Gordon also noted that Garcia’s termination has given the movement momentum.
“I think her firing re-energized the workers in certain ways, and the students, because it showed exactly why they’ve been struggling for almost a year to get what they want,” Gordon said. “This is the standard practice of the college, this behavior is typical, and it’s totally unacceptable. None of them need additional reasons to be fighting, but if anything, this was a reminder why they’ve put their jobs at risk and for students, why they’re supporting workers.”
Vice President and Treasurer Karen Sisson emphasized that Garcia was not fired, but left under voluntary termination. She added that no one has been officially fired from dining in the last ten years.
“I see these statements that people are being threatened with being fired or terminated, [and] I think the way the college has operated speaks for itself,” Sisson said.
Brenda Rushforth, Assistant Vice President of Human Resources, explained that Pomona follows the worker’s compensation laws of the state.
“California employers are required to carry workers’ compensation insurance to cover any illness or injury that is deemed work-related,” she said.
According to Rushforth, the college “follows the recommendation of the medical professional,” and, with regards to the duration of compensation, “a worker is covered until their doctor has determined that they have reached maximum medical improvement.”
Maternity is considered a personal health condition and is covered by the state.
“An employee who is deemed disabled by their physician is covered under the provisions of the Pregnancy-Related Disability,” said Rushforth. “Pregnancy and work-related injuries are treated separately but may run concurrently,” she said.
According to Sisson, the decision to let an injured worker go after a certain amount of time is usually “because the medical professional has advised that they cannot return to their job.”
“All through the worker’s injury we are talking with the worker, with the medical professional. There’s a constant dialogue,” Sisson said. “But at the end of the day, we would be remiss in putting someone in a job that a doctor says is injurious to them, that they cannot perform.”
In light of Garcia’s firing, other workers have come forth with similar stories of voluntary termination. In 2008, Isabel Valdez, a former Pomona dining hall employee, was also forced to leave after an injury at work, which required surgery on her foot. She returned to work with a note from her doctor saying she was able to work with restrictions, but Valdez was told that her disabilities compensation had ended and that Pomona College would no longer employ her.
“I told my lawyer they completely destroyed me, physically and mentally, because it was an accident,” said Valdez, who had worked at the school for 16 years before the termination. “It’s not just because they say ‘you don’t have a job anymore.’ No, I went with my foot swollen like this.”

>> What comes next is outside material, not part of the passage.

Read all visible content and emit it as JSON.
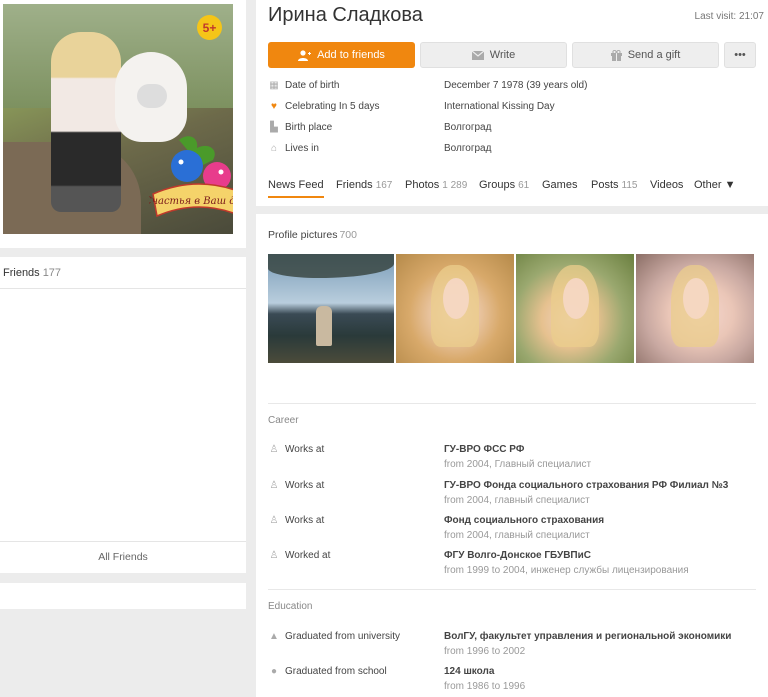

Valdez speculated that workers are afraid to go to Human Resources “because they don’t know how to treat a person.” She suggested that when she was injured there was a general lack of communication between workers and Human Resources. She also felt a lack of respect.
“I felt worse than a cockroach,” Valdez said of her ordeal. “Human resources is [supposed] to help the worker, not destroy them… But with me they did, and with who knows how many people. That’s why I tell [workers]: don’t let up. Form this union for the well-being of everyone. Because I didn’t have anyone to support me.”
Sisson acknowledged that “the administration [has] to take some responsibility for the fact that we probably haven’t done as good a job as we should at communicating with all of our workforce.” She suggested that something was being put together “that educates” workers on rights and benefits under specific policies.
Janet Ma and Jordan Cohen contributed to this article.